## [PROBLEM DETAILS]
Go through the entries below and work out how many lines include "Accounts"; give only that number.

.....

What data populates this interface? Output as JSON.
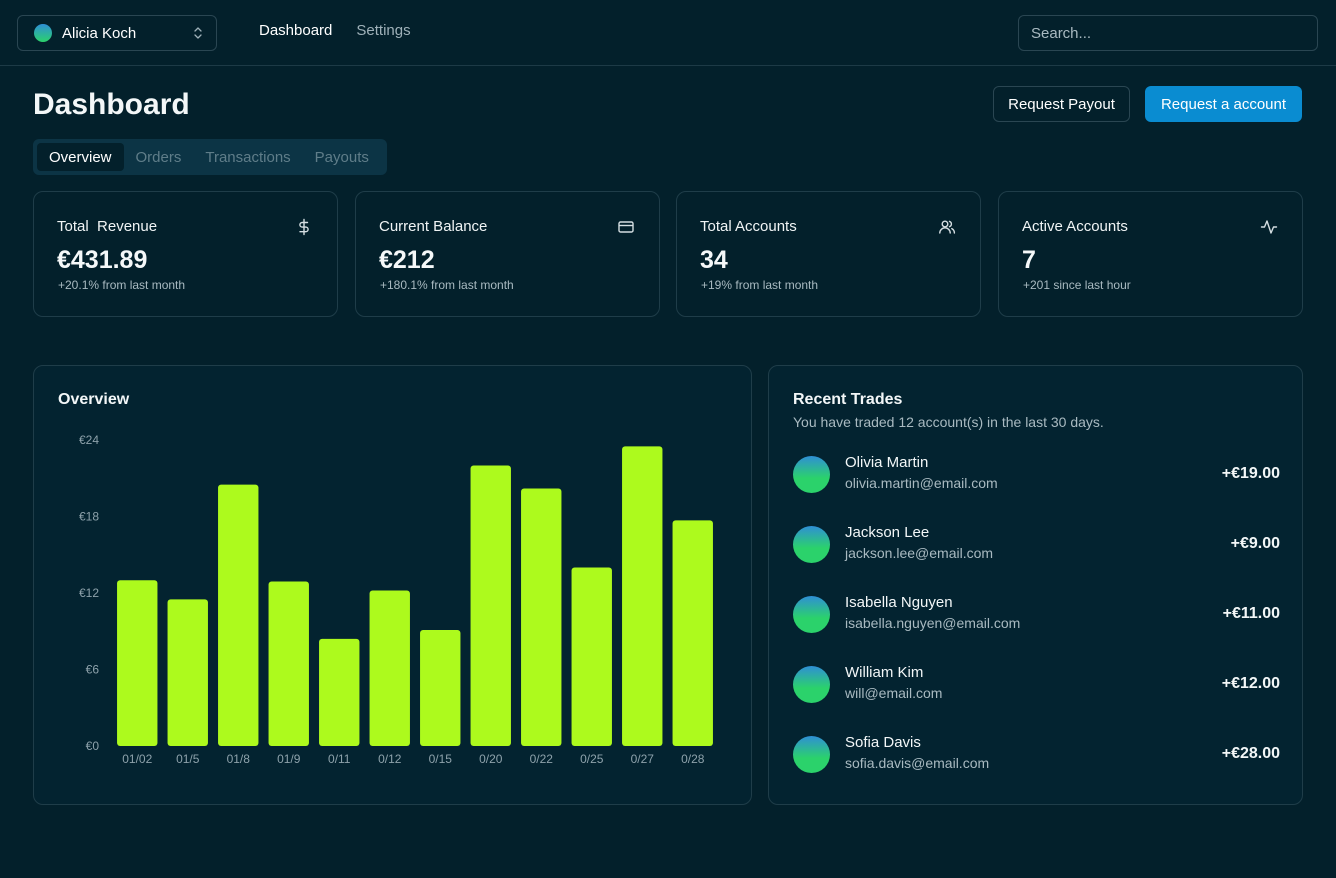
{
  "header": {
    "account_name": "Alicia Koch",
    "nav": [
      {
        "label": "Dashboard",
        "active": true
      },
      {
        "label": "Settings",
        "active": false
      }
    ],
    "search_placeholder": "Search..."
  },
  "page": {
    "title": "Dashboard",
    "request_payout_label": "Request Payout",
    "request_account_label": "Request a account",
    "tabs": [
      "Overview",
      "Orders",
      "Transactions",
      "Payouts"
    ],
    "active_tab": "Overview"
  },
  "stats": [
    {
      "label": "Total  Revenue",
      "value": "€431.89",
      "sub": "+20.1% from last month",
      "icon": "dollar-icon"
    },
    {
      "label": "Current Balance",
      "value": "€212",
      "sub": "+180.1% from last month",
      "icon": "credit-card-icon"
    },
    {
      "label": "Total Accounts",
      "value": "34",
      "sub": "+19% from last month",
      "icon": "users-icon"
    },
    {
      "label": "Active Accounts",
      "value": "7",
      "sub": "+201 since last hour",
      "icon": "activity-icon"
    }
  ],
  "overview": {
    "title": "Overview"
  },
  "chart_data": {
    "type": "bar",
    "categories": [
      "01/02",
      "01/5",
      "01/8",
      "01/9",
      "0/11",
      "0/12",
      "0/15",
      "0/20",
      "0/22",
      "0/25",
      "0/27",
      "0/28"
    ],
    "values": [
      13,
      11.5,
      20.5,
      12.9,
      8.4,
      12.2,
      9.1,
      22,
      20.2,
      14,
      23.5,
      17.7
    ],
    "yticks": [
      "€0",
      "€6",
      "€12",
      "€18",
      "€24"
    ],
    "ytick_values": [
      0,
      6,
      12,
      18,
      24
    ],
    "ylim": [
      0,
      24
    ],
    "grid": false,
    "bar_color": "#adfa1d"
  },
  "trades": {
    "title": "Recent Trades",
    "subtitle": "You have traded 12 account(s) in the last 30 days.",
    "items": [
      {
        "name": "Olivia Martin",
        "email": "olivia.martin@email.com",
        "amount": "+€19.00"
      },
      {
        "name": "Jackson Lee",
        "email": "jackson.lee@email.com",
        "amount": "+€9.00"
      },
      {
        "name": "Isabella Nguyen",
        "email": "isabella.nguyen@email.com",
        "amount": "+€11.00"
      },
      {
        "name": "William Kim",
        "email": "will@email.com",
        "amount": "+€12.00"
      },
      {
        "name": "Sofia Davis",
        "email": "sofia.davis@email.com",
        "amount": "+€28.00"
      }
    ]
  },
  "colors": {
    "background": "#03202b",
    "primary": "#0a8cd1",
    "bar": "#adfa1d"
  }
}
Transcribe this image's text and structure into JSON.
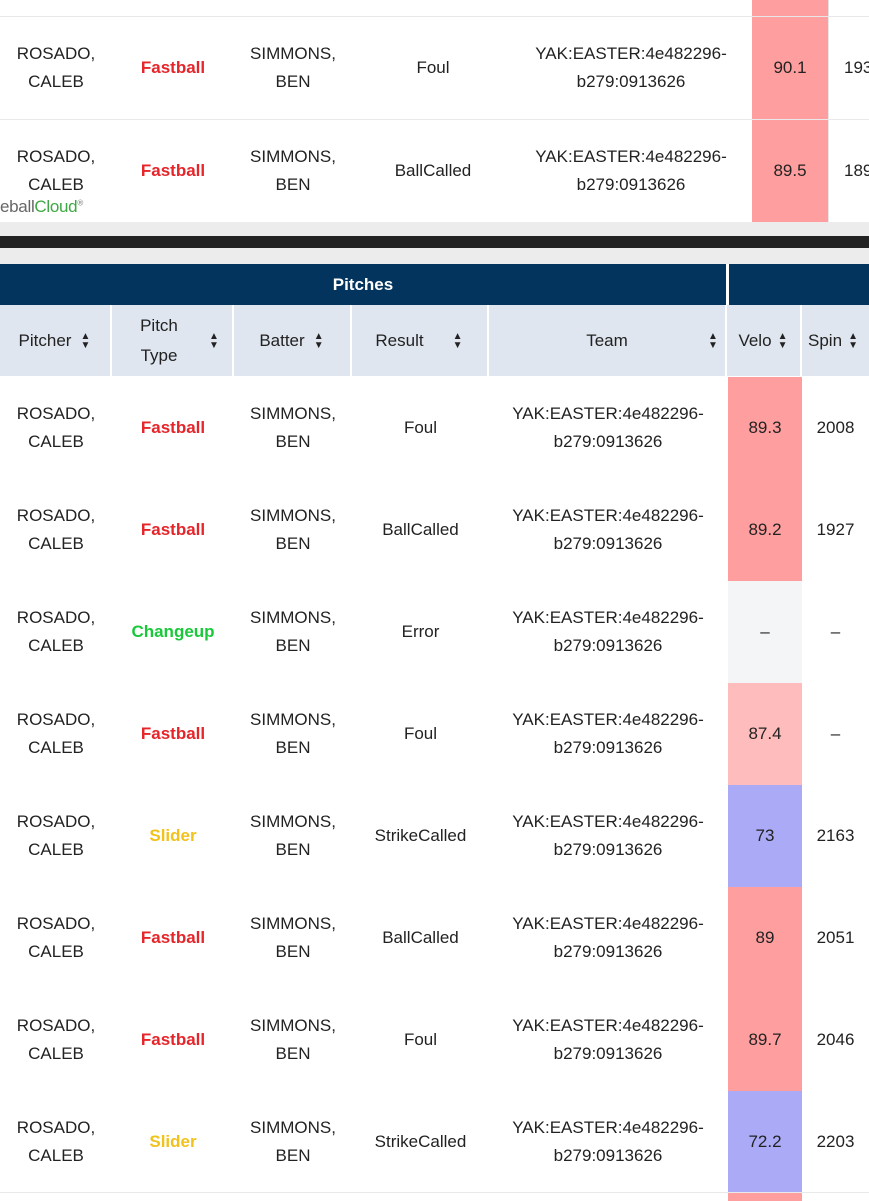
{
  "colors": {
    "fastball": "#e5252a",
    "changeup": "#19c93a",
    "slider": "#f1c21b",
    "header_navy": "#03345e",
    "header_gray": "#dfe6ef",
    "velo_high": "#ff9e9e",
    "velo_mid": "#ffbcbc",
    "velo_low": "#aaaaf6",
    "velo_none": "#f4f5f7"
  },
  "top_table": {
    "rows": [
      {
        "pitcher": "ROSADO, CALEB",
        "pitch_type": "Fastball",
        "batter": "SIMMONS, BEN",
        "result": "Foul",
        "team": "YAK:EASTER:4e482296-b279:0913626",
        "velo": "90.1",
        "spin": "193"
      },
      {
        "pitcher": "ROSADO, CALEB",
        "pitch_type": "Fastball",
        "batter": "SIMMONS, BEN",
        "result": "BallCalled",
        "team": "YAK:EASTER:4e482296-b279:0913626",
        "velo": "89.5",
        "spin": "189"
      }
    ]
  },
  "logo": {
    "part_a": "eball",
    "part_b": "Cloud",
    "mark": "®"
  },
  "table": {
    "group_header": "Pitches",
    "headers": {
      "pitcher": "Pitcher",
      "pitch_type": "Pitch Type",
      "batter": "Batter",
      "result": "Result",
      "team": "Team",
      "velo": "Velo",
      "spin": "Spin"
    },
    "sort_icon": {
      "up": "▲",
      "down": "▼"
    },
    "rows": [
      {
        "pitcher": "ROSADO, CALEB",
        "pitch_type": "Fastball",
        "batter": "SIMMONS, BEN",
        "result": "Foul",
        "team": "YAK:EASTER:4e482296-b279:0913626",
        "velo": "89.3",
        "spin": "2008",
        "velo_level": "high"
      },
      {
        "pitcher": "ROSADO, CALEB",
        "pitch_type": "Fastball",
        "batter": "SIMMONS, BEN",
        "result": "BallCalled",
        "team": "YAK:EASTER:4e482296-b279:0913626",
        "velo": "89.2",
        "spin": "1927",
        "velo_level": "high"
      },
      {
        "pitcher": "ROSADO, CALEB",
        "pitch_type": "Changeup",
        "batter": "SIMMONS, BEN",
        "result": "Error",
        "team": "YAK:EASTER:4e482296-b279:0913626",
        "velo": "–",
        "spin": "–",
        "velo_level": "none"
      },
      {
        "pitcher": "ROSADO, CALEB",
        "pitch_type": "Fastball",
        "batter": "SIMMONS, BEN",
        "result": "Foul",
        "team": "YAK:EASTER:4e482296-b279:0913626",
        "velo": "87.4",
        "spin": "–",
        "velo_level": "mid"
      },
      {
        "pitcher": "ROSADO, CALEB",
        "pitch_type": "Slider",
        "batter": "SIMMONS, BEN",
        "result": "StrikeCalled",
        "team": "YAK:EASTER:4e482296-b279:0913626",
        "velo": "73",
        "spin": "2163",
        "velo_level": "low"
      },
      {
        "pitcher": "ROSADO, CALEB",
        "pitch_type": "Fastball",
        "batter": "SIMMONS, BEN",
        "result": "BallCalled",
        "team": "YAK:EASTER:4e482296-b279:0913626",
        "velo": "89",
        "spin": "2051",
        "velo_level": "high"
      },
      {
        "pitcher": "ROSADO, CALEB",
        "pitch_type": "Fastball",
        "batter": "SIMMONS, BEN",
        "result": "Foul",
        "team": "YAK:EASTER:4e482296-b279:0913626",
        "velo": "89.7",
        "spin": "2046",
        "velo_level": "high"
      },
      {
        "pitcher": "ROSADO, CALEB",
        "pitch_type": "Slider",
        "batter": "SIMMONS, BEN",
        "result": "StrikeCalled",
        "team": "YAK:EASTER:4e482296-b279:0913626",
        "velo": "72.2",
        "spin": "2203",
        "velo_level": "low"
      }
    ]
  }
}
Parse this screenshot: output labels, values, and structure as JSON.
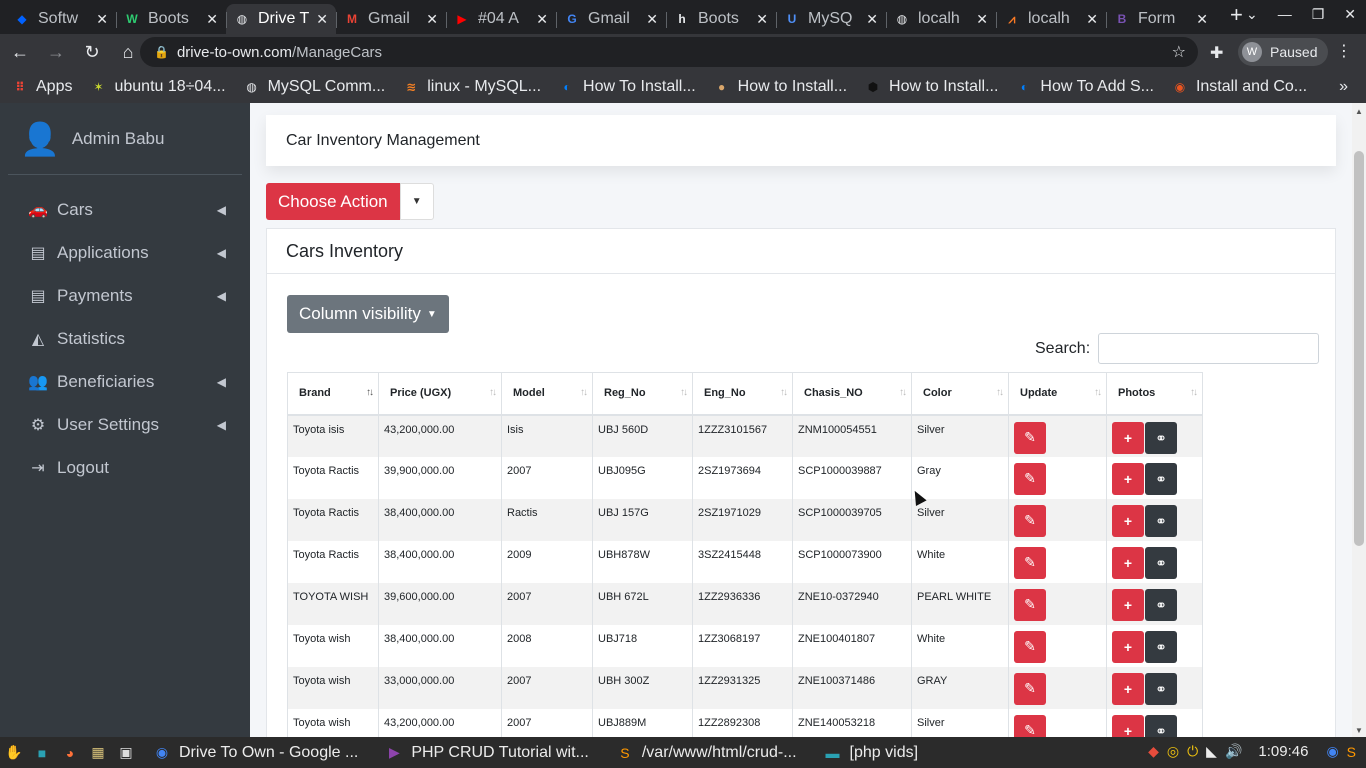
{
  "browser": {
    "tabs": [
      {
        "title": "Softw",
        "icon": "dropbox-icon",
        "color": "#0061ff",
        "glyph": "◆",
        "active": false
      },
      {
        "title": "Boots",
        "icon": "w-icon",
        "color": "#2ecc71",
        "glyph": "W",
        "active": false
      },
      {
        "title": "Drive T",
        "icon": "globe-icon",
        "color": "#e8eaed",
        "glyph": "◍",
        "active": true
      },
      {
        "title": "Gmail",
        "icon": "gmail-icon",
        "color": "#ea4335",
        "glyph": "M",
        "active": false
      },
      {
        "title": "#04 A",
        "icon": "youtube-icon",
        "color": "#ff0000",
        "glyph": "▶",
        "active": false
      },
      {
        "title": "Gmail",
        "icon": "google-icon",
        "color": "#4285f4",
        "glyph": "G",
        "active": false
      },
      {
        "title": "Boots",
        "icon": "hashnode-icon",
        "color": "#e8eaed",
        "glyph": "h",
        "active": false
      },
      {
        "title": "MySQ",
        "icon": "mysql-icon",
        "color": "#4f8ff7",
        "glyph": "U",
        "active": false
      },
      {
        "title": "localh",
        "icon": "globe-icon",
        "color": "#e8eaed",
        "glyph": "◍",
        "active": false
      },
      {
        "title": "localh",
        "icon": "xampp-icon",
        "color": "#fb7a24",
        "glyph": "⩘",
        "active": false
      },
      {
        "title": "Form",
        "icon": "bootstrap-icon",
        "color": "#7952b3",
        "glyph": "B",
        "active": false
      }
    ],
    "url_host": "drive-to-own.com",
    "url_path": "/ManageCars",
    "profile_status": "Paused",
    "profile_initial": "W",
    "bookmarks": [
      {
        "label": "Apps",
        "icon": "apps-grid-icon",
        "color": "#ea4335",
        "glyph": "⠿"
      },
      {
        "label": "ubuntu 18÷04...",
        "icon": "ubuntu-bookmark-icon",
        "color": "#c7d630",
        "glyph": "✶"
      },
      {
        "label": "MySQL Comm...",
        "icon": "globe-icon",
        "color": "#e8eaed",
        "glyph": "◍"
      },
      {
        "label": "linux - MySQL...",
        "icon": "stackoverflow-icon",
        "color": "#f48024",
        "glyph": "≋"
      },
      {
        "label": "How To Install...",
        "icon": "digitalocean-icon",
        "color": "#0080ff",
        "glyph": "◐"
      },
      {
        "label": "How to Install...",
        "icon": "site-icon",
        "color": "#d9a66b",
        "glyph": "●"
      },
      {
        "label": "How to Install...",
        "icon": "hexagon-icon",
        "color": "#111111",
        "glyph": "⬢"
      },
      {
        "label": "How To Add S...",
        "icon": "digitalocean-icon",
        "color": "#0080ff",
        "glyph": "◐"
      },
      {
        "label": "Install and Co...",
        "icon": "ubuntu-icon",
        "color": "#e95420",
        "glyph": "◉"
      }
    ]
  },
  "sidebar": {
    "user_name": "Admin Babu",
    "items": [
      {
        "label": "Cars",
        "icon": "car-icon",
        "glyph": "🚗",
        "caret": true
      },
      {
        "label": "Applications",
        "icon": "book-icon",
        "glyph": "▤",
        "caret": true
      },
      {
        "label": "Payments",
        "icon": "book-icon",
        "glyph": "▤",
        "caret": true
      },
      {
        "label": "Statistics",
        "icon": "chart-area-icon",
        "glyph": "◭",
        "caret": false
      },
      {
        "label": "Beneficiaries",
        "icon": "users-icon",
        "glyph": "👥",
        "caret": true
      },
      {
        "label": "User Settings",
        "icon": "gear-icon",
        "glyph": "⚙",
        "caret": true
      },
      {
        "label": "Logout",
        "icon": "sign-out-icon",
        "glyph": "⇥",
        "caret": false
      }
    ]
  },
  "page": {
    "header_title": "Car Inventory Management",
    "choose_action_label": "Choose Action",
    "card_title": "Cars Inventory",
    "column_visibility_label": "Column visibility",
    "search_label": "Search:",
    "search_value": ""
  },
  "table": {
    "columns": [
      "Brand",
      "Price (UGX)",
      "Model",
      "Reg_No",
      "Eng_No",
      "Chasis_NO",
      "Color",
      "Update",
      "Photos"
    ],
    "rows": [
      {
        "brand": "Toyota isis",
        "price": "43,200,000.00",
        "model": "Isis",
        "reg": "UBJ 560D",
        "eng": "1ZZZ3101567",
        "chasis": "ZNM100054551",
        "color": "Silver"
      },
      {
        "brand": "Toyota Ractis",
        "price": "39,900,000.00",
        "model": "2007",
        "reg": "UBJ095G",
        "eng": "2SZ1973694",
        "chasis": "SCP1000039887",
        "color": "Gray"
      },
      {
        "brand": "Toyota Ractis",
        "price": "38,400,000.00",
        "model": "Ractis",
        "reg": "UBJ 157G",
        "eng": "2SZ1971029",
        "chasis": "SCP1000039705",
        "color": "Silver"
      },
      {
        "brand": "Toyota Ractis",
        "price": "38,400,000.00",
        "model": "2009",
        "reg": "UBH878W",
        "eng": "3SZ2415448",
        "chasis": "SCP1000073900",
        "color": "White"
      },
      {
        "brand": "TOYOTA WISH",
        "price": "39,600,000.00",
        "model": "2007",
        "reg": "UBH 672L",
        "eng": "1ZZ2936336",
        "chasis": "ZNE10-0372940",
        "color": "PEARL WHITE"
      },
      {
        "brand": "Toyota wish",
        "price": "38,400,000.00",
        "model": "2008",
        "reg": "UBJ718",
        "eng": "1ZZ3068197",
        "chasis": "ZNE100401807",
        "color": "White"
      },
      {
        "brand": "Toyota wish",
        "price": "33,000,000.00",
        "model": "2007",
        "reg": "UBH 300Z",
        "eng": "1ZZ2931325",
        "chasis": "ZNE100371486",
        "color": "GRAY"
      },
      {
        "brand": "Toyota wish",
        "price": "43,200,000.00",
        "model": "2007",
        "reg": "UBJ889M",
        "eng": "1ZZ2892308",
        "chasis": "ZNE140053218",
        "color": "Silver"
      }
    ]
  },
  "taskbar": {
    "tasks": [
      {
        "label": "Drive To Own - Google ...",
        "icon": "chrome-icon",
        "color": "#4285f4",
        "glyph": "◉"
      },
      {
        "label": "PHP CRUD Tutorial wit...",
        "icon": "media-player-icon",
        "color": "#8e44ad",
        "glyph": "▶"
      },
      {
        "label": "/var/www/html/crud-...",
        "icon": "sublime-icon",
        "color": "#ff9800",
        "glyph": "S"
      },
      {
        "label": "[php vids]",
        "icon": "folder-icon",
        "color": "#2aa1b3",
        "glyph": "▬"
      }
    ],
    "clock": "1:09:46"
  },
  "colors": {
    "danger": "#dc3545",
    "dark": "#343a40",
    "secondary": "#6c757d",
    "sidebar_bg": "#343a40"
  }
}
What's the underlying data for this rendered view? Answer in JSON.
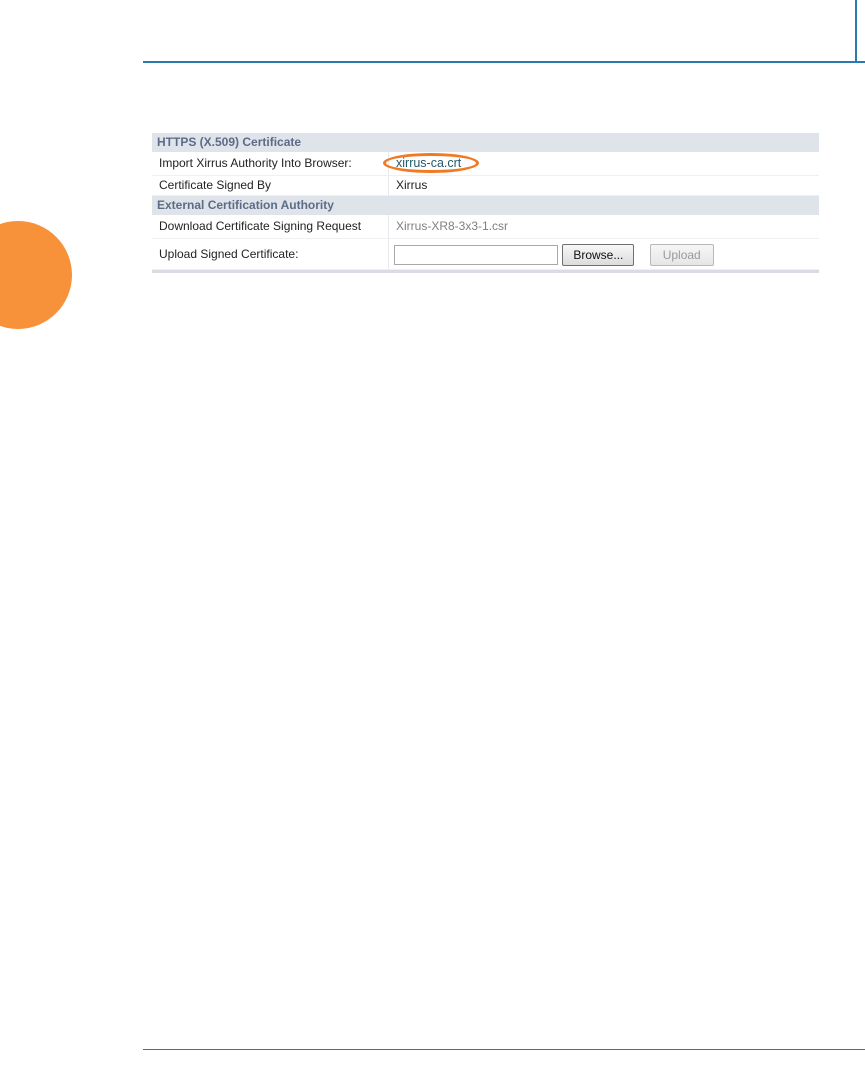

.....

## [ANSWER AREA]
2